Frequently Asked Questions About Electrical Stimulation
Does ASHA recommend the use of electrical stimulation or specific products for this technique?
ASHA is strongly committed to evidence-based practice and urges members to consider the best available evidence before utilizing any product or technique. ASHA does not endorse any products, procedures, or programs and therefore does not have an official position on the use of electrical stimulation. ASHA has developed " Questions to Ask When Evaluating Any Treatment Procedure, Product, or Program" to help clinicians evaluate and make informed decisions about new programs, products, or techniques.
What information is available about electrical stimulation for swallowing?
The body of literature about electrical stimulation for swallowing is growing and additional studies are underway to further the knowledge about this technique and its implications for dysphagia treatment. In an effort to consider evidence-based practice, it is important to critically evaluate research in terms of research design, subject selection criteria, methodology, etc.
Available resources include:
Evidence-Based Systematic Review
The ASHA Leader Articles
Special Interest Group 13 (Swallowing and Swallowing Disorders [Dysphagia]) developed a resource summarizing what is known about the use of electrical stimulation with pediatric populations:
Is the use of electrical stimulation within the Scope of Practice for speech-language pathologists?
The Scope of Practice in Speech-Language Pathology outlines what an SLP can do in general terms, but does not identify specific techniques. Electrical stimulation is promoted as a treatment technique for speech and/or swallowing disorders, both of which are recognized in the Scope of Practice. It is advisable to check your state licensure regulations to determine if any restrictions on the use of electrical stimulation exist at the state level.
Do SLPs need specific training or certification to use electrical stimulation?
ASHA recognizes only one certification, the Certificate of Clinical Competence. The Code of Ethics requires that "individuals shall provide all services competently" (Principle I, Rule A). How one attains and maintains an appropriate level of competency is at the discretion of the individual clinician and her supervisor, director, or administration. In the case of electrical stimulation, no training guidelines have been established by ASHA and no specific "certification" is required.
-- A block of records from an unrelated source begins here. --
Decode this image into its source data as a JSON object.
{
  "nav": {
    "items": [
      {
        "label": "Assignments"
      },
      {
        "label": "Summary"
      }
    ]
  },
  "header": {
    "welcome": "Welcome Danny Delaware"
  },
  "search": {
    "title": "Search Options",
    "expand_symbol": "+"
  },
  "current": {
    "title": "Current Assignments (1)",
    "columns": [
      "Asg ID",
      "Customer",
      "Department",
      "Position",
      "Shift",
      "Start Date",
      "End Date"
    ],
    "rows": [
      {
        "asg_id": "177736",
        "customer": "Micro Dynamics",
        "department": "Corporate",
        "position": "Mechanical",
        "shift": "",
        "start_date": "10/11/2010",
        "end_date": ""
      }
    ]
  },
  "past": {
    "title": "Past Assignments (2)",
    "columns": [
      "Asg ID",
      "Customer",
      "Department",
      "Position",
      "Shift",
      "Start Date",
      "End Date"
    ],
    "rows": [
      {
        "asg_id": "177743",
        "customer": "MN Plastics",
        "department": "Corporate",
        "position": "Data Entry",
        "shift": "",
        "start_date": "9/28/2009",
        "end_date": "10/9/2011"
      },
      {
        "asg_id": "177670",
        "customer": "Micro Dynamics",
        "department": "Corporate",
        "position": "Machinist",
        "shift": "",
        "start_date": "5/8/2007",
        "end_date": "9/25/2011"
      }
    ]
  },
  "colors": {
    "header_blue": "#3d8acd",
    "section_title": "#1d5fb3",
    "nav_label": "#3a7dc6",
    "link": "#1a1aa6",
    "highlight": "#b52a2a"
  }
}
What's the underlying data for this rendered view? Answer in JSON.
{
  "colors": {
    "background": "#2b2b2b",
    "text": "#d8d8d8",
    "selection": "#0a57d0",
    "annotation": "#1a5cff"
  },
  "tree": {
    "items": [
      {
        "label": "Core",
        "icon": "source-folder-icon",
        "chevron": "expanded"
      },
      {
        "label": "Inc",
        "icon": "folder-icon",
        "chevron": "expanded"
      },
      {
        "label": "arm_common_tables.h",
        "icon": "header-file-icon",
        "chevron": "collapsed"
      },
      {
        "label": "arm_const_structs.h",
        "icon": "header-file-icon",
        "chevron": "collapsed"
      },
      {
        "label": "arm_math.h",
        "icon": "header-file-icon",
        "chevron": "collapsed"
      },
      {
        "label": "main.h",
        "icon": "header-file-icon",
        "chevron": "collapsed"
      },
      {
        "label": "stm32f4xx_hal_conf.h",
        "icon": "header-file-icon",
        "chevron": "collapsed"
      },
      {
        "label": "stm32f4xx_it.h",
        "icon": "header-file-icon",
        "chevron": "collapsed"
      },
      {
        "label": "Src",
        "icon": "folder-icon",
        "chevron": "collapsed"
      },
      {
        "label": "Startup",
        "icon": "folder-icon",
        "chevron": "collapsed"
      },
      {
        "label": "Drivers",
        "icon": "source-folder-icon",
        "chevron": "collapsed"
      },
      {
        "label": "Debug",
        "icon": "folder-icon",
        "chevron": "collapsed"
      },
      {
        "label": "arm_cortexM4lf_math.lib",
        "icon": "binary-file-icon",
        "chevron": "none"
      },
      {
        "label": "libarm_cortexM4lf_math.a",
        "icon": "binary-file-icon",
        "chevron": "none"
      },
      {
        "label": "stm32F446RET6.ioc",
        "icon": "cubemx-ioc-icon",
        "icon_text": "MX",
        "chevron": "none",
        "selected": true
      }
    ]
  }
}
The following articles further discuss the issues of certification and competency:
What does FDA approval of an electrical stimulation device mean, and what is involved in securing FDA approval?
There are a number of electrical stimulation devices on the market. These devices are often considered Class II non-exempt medical devices, according to the Food and Drug Administration (FDA). Prior to marketing and selling a device such as this, the manufacturer must file a premarket notification [510(k)] with the FDA. As part of this 510(k) application, methodology and results of any studies conducted to design a device or determine the use of devices must be described. The FDA determines the safety and effectiveness of a device by reviewing information from these studies.
If premarket approval is granted for a 510(k) application, a device is "cleared to market" by the FDA. This clearance means that the device is substantially equivalent to other similar devices and can be marketed as such.